◆ What to work on ◆
Calculate how many lines of the data hold "JSON". The answer consists of that number only.

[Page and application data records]
────

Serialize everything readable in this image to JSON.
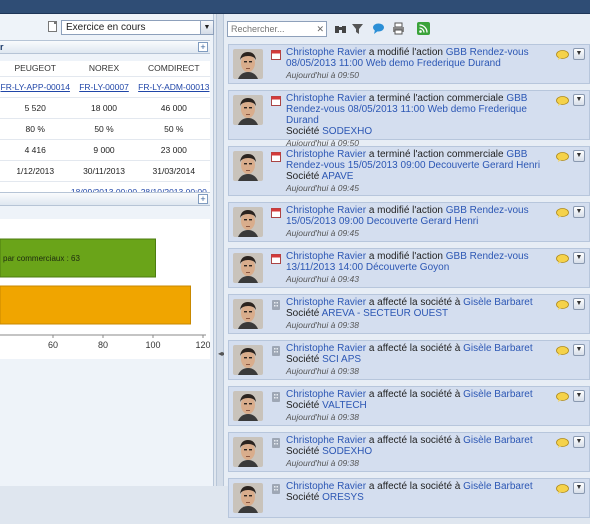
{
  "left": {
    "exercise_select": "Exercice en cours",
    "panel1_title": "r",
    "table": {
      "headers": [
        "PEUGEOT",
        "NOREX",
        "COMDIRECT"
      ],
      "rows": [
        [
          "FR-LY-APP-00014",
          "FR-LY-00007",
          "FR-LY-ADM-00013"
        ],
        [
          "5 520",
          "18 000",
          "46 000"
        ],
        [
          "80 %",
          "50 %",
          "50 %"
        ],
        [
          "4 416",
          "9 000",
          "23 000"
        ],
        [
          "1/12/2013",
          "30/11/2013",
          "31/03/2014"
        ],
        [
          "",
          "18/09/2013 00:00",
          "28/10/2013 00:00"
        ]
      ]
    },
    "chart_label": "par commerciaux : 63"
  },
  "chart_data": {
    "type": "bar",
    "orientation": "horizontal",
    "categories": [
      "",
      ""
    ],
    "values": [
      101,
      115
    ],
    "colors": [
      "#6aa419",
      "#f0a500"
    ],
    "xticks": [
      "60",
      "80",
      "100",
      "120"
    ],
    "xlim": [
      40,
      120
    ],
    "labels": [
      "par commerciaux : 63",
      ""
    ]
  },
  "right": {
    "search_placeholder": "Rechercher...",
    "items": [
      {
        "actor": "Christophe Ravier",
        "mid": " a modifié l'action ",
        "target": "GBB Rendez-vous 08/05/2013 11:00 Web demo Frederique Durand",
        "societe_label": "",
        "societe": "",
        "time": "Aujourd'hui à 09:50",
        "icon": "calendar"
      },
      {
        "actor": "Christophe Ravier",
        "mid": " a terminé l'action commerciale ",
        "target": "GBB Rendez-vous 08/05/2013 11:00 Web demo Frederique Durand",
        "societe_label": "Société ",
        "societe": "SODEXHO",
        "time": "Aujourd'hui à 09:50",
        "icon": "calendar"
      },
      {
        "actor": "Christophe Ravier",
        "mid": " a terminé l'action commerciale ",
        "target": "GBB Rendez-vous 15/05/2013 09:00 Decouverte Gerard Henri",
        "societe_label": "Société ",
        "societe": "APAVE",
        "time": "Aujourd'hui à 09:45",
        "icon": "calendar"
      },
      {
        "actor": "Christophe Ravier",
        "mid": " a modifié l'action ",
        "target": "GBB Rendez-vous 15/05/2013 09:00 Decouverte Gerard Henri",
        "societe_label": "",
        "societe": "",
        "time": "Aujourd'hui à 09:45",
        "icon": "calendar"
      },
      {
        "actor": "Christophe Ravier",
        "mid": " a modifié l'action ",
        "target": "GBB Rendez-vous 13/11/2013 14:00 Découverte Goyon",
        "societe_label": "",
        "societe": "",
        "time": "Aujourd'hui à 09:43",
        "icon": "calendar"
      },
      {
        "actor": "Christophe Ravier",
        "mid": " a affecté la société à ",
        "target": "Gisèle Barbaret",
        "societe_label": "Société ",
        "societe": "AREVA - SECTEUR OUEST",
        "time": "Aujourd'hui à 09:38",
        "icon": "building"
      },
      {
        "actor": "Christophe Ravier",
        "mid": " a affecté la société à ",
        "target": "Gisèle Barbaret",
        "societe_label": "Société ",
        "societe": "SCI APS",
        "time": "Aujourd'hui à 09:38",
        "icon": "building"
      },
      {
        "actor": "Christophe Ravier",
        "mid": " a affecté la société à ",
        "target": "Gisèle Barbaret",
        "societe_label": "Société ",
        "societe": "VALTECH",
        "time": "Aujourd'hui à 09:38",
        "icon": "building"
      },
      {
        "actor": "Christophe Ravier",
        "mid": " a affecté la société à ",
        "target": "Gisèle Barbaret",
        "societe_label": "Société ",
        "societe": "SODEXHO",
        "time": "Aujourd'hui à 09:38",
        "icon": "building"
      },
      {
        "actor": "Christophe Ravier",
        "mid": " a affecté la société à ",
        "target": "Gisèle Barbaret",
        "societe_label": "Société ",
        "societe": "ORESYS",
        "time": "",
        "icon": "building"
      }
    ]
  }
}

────

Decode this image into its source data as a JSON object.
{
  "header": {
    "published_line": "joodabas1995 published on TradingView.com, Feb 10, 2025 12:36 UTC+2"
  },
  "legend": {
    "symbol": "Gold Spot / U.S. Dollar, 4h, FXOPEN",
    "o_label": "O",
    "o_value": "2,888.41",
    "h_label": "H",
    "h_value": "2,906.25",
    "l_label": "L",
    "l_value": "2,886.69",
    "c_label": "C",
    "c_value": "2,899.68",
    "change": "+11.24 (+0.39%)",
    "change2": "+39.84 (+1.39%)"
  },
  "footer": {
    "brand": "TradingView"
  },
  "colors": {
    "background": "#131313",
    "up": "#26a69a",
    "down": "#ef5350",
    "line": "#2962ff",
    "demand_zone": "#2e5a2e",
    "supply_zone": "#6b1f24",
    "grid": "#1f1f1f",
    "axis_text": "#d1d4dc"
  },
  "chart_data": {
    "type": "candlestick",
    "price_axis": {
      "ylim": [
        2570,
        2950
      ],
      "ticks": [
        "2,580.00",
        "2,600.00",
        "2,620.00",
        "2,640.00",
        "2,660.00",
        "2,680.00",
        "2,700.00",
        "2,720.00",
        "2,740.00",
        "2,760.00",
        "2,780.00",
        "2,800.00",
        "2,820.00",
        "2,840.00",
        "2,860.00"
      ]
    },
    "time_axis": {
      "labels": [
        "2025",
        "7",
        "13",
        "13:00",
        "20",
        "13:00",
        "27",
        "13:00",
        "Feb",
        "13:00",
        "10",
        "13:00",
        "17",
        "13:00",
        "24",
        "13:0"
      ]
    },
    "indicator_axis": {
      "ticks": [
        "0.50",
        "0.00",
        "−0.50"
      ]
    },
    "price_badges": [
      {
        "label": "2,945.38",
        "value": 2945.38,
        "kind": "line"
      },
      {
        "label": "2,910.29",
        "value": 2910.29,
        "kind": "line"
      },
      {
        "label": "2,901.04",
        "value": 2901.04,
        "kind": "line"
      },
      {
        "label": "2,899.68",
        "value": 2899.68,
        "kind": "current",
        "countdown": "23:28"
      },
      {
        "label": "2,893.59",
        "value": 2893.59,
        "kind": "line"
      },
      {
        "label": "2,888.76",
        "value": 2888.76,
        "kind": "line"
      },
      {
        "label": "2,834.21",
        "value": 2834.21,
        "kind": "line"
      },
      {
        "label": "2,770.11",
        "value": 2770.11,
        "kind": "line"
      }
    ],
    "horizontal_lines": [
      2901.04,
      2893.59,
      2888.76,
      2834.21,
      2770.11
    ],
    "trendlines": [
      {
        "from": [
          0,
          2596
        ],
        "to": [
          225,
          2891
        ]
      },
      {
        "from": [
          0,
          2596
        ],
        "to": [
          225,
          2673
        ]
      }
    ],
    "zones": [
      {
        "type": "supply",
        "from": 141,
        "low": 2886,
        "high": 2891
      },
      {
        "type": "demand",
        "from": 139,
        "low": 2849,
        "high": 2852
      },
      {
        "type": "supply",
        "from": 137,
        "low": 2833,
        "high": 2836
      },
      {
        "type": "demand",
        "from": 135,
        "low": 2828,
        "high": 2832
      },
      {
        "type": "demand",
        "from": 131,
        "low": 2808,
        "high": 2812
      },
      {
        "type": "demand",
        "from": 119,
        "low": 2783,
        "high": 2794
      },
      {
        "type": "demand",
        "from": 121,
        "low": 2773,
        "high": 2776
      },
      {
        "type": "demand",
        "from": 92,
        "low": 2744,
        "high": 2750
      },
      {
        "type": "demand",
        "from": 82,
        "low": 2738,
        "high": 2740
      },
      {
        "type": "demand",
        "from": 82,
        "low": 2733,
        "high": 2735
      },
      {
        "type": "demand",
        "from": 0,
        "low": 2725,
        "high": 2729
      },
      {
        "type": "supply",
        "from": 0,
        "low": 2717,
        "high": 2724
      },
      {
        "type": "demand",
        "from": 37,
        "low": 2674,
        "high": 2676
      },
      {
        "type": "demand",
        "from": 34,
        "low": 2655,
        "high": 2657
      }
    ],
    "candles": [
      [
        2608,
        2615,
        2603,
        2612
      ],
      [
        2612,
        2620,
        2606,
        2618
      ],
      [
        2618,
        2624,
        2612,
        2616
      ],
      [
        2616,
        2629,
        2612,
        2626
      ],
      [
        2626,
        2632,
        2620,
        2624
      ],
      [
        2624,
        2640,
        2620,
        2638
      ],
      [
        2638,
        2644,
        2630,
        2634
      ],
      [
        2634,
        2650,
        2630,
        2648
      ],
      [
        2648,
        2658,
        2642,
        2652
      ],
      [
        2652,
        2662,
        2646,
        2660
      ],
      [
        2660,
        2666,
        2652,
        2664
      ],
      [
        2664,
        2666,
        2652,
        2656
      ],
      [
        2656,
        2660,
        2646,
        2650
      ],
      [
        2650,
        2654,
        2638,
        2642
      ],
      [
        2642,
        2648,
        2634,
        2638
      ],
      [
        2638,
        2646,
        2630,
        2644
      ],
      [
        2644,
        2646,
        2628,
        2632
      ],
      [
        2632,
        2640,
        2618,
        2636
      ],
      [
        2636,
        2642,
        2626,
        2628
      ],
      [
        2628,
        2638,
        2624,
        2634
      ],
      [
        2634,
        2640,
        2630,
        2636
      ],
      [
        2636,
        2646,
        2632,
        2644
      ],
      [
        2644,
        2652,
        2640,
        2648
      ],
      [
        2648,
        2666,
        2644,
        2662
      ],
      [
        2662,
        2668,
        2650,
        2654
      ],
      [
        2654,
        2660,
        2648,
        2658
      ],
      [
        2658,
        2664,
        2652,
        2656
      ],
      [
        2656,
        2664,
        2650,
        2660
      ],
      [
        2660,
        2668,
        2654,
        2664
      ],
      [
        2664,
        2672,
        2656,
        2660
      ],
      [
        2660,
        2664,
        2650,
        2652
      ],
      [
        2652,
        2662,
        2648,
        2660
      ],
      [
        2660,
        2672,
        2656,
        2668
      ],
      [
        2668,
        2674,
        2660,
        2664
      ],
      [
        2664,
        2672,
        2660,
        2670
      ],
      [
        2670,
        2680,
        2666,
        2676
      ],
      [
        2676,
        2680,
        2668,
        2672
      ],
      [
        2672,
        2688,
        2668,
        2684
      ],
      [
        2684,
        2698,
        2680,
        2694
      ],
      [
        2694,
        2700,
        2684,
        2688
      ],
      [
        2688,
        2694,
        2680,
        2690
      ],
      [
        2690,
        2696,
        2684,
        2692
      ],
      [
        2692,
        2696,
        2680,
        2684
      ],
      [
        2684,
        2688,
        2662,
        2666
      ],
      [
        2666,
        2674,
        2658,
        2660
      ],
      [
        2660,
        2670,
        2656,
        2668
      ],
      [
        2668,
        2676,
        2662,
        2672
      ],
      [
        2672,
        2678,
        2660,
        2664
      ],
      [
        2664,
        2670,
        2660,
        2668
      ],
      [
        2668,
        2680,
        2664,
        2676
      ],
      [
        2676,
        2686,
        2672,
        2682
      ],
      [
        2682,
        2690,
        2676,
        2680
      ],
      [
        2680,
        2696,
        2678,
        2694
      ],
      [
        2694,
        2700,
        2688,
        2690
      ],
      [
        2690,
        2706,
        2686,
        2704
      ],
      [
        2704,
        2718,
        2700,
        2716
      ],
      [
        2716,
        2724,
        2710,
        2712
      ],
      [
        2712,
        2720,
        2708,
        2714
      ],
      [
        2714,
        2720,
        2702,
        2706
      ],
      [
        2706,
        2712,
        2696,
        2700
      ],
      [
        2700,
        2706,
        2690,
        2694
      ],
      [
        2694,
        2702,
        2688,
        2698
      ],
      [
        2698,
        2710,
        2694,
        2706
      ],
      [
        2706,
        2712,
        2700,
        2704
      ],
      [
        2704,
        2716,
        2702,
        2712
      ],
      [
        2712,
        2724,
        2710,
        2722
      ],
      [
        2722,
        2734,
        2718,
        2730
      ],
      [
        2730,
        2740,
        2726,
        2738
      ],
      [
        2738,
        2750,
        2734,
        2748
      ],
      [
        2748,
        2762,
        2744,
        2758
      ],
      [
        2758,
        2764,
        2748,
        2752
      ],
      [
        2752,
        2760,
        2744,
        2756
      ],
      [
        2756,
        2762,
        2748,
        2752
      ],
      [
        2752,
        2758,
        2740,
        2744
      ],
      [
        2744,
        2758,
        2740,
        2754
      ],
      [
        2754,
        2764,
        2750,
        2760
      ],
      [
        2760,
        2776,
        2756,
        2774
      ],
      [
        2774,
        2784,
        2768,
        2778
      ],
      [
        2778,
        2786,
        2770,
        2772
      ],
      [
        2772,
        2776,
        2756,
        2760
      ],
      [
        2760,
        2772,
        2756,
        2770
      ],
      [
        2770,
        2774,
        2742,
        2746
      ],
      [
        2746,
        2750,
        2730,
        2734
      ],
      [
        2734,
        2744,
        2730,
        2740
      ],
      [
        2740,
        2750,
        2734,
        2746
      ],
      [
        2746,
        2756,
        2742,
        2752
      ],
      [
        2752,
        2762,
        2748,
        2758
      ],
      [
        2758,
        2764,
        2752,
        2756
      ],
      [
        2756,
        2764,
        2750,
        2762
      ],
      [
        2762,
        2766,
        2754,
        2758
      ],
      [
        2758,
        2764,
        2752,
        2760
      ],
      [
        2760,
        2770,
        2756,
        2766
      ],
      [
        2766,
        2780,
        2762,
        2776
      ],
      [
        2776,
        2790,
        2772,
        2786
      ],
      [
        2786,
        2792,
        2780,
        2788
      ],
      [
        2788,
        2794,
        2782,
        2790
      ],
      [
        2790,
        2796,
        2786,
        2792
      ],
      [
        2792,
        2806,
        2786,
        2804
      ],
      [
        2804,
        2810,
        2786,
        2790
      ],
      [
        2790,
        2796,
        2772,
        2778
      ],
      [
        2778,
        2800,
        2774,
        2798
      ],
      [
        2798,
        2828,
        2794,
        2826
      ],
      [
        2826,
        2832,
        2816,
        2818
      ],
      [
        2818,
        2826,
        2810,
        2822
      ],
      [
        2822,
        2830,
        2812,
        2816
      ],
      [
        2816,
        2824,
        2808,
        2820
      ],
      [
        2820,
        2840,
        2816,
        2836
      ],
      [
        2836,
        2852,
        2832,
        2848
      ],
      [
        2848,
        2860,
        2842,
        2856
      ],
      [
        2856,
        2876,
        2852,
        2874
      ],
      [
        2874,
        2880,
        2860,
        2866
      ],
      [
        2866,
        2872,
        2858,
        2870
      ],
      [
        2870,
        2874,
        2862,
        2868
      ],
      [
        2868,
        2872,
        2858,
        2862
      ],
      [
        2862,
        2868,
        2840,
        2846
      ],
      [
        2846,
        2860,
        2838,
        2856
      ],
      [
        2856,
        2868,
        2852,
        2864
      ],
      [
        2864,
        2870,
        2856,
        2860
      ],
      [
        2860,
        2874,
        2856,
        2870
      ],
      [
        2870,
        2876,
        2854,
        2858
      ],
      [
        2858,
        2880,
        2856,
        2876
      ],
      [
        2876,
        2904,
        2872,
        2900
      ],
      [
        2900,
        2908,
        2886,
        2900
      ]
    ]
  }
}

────

◆ Task solution ◆
2